● **Task requirements**: Word for word, return the entries listed below.

-- Opening Marker --

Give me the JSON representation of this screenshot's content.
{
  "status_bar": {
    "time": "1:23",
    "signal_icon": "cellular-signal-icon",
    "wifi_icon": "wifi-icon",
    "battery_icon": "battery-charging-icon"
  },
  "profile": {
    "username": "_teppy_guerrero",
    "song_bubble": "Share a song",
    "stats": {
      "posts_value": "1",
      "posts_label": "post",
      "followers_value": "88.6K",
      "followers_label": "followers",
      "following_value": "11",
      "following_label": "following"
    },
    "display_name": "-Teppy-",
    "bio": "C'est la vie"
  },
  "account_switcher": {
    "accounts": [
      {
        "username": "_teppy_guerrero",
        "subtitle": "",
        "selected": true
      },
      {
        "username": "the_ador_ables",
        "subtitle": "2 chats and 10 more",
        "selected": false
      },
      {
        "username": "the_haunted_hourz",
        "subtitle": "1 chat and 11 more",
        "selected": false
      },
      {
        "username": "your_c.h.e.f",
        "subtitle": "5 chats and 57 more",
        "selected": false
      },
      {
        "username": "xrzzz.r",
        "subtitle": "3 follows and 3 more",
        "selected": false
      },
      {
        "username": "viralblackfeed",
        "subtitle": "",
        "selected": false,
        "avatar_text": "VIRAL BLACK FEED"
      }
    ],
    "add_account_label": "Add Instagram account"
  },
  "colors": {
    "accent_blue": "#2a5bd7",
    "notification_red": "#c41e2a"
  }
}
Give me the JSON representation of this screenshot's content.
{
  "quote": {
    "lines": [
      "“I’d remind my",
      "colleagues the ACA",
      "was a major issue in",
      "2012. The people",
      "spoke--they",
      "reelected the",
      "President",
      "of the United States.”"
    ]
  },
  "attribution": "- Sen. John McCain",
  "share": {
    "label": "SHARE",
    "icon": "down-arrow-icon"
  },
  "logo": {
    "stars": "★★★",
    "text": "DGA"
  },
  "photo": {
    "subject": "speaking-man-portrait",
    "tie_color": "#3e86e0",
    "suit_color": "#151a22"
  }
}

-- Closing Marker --

● **Exercise output**:
Give me the JSON representation of this screenshot's content.
{
  "status_bar": {
    "time": "1:23",
    "signal_icon": "cellular-signal-icon",
    "wifi_icon": "wifi-icon",
    "battery_icon": "battery-charging-icon"
  },
  "profile": {
    "username": "_teppy_guerrero",
    "song_bubble": "Share a song",
    "stats": {
      "posts_value": "1",
      "posts_label": "post",
      "followers_value": "88.6K",
      "followers_label": "followers",
      "following_value": "11",
      "following_label": "following"
    },
    "display_name": "-Teppy-",
    "bio": "C'est la vie"
  },
  "account_switcher": {
    "accounts": [
      {
        "username": "_teppy_guerrero",
        "subtitle": "",
        "selected": true
      },
      {
        "username": "the_ador_ables",
        "subtitle": "2 chats and 10 more",
        "selected": false
      },
      {
        "username": "the_haunted_hourz",
        "subtitle": "1 chat and 11 more",
        "selected": false
      },
      {
        "username": "your_c.h.e.f",
        "subtitle": "5 chats and 57 more",
        "selected": false
      },
      {
        "username": "xrzzz.r",
        "subtitle": "3 follows and 3 more",
        "selected": false
      },
      {
        "username": "viralblackfeed",
        "subtitle": "",
        "selected": false,
        "avatar_text": "VIRAL BLACK FEED"
      }
    ],
    "add_account_label": "Add Instagram account"
  },
  "colors": {
    "accent_blue": "#2a5bd7",
    "notification_red": "#c41e2a"
  }
}
Give me the JSON representation of this screenshot's content.
{
  "quote": {
    "lines": [
      "“I’d remind my",
      "colleagues the ACA",
      "was a major issue in",
      "2012. The people",
      "spoke--they",
      "reelected the",
      "President",
      "of the United States.”"
    ]
  },
  "attribution": "- Sen. John McCain",
  "share": {
    "label": "SHARE",
    "icon": "down-arrow-icon"
  },
  "logo": {
    "stars": "★★★",
    "text": "DGA"
  },
  "photo": {
    "subject": "speaking-man-portrait",
    "tie_color": "#3e86e0",
    "suit_color": "#151a22"
  }
}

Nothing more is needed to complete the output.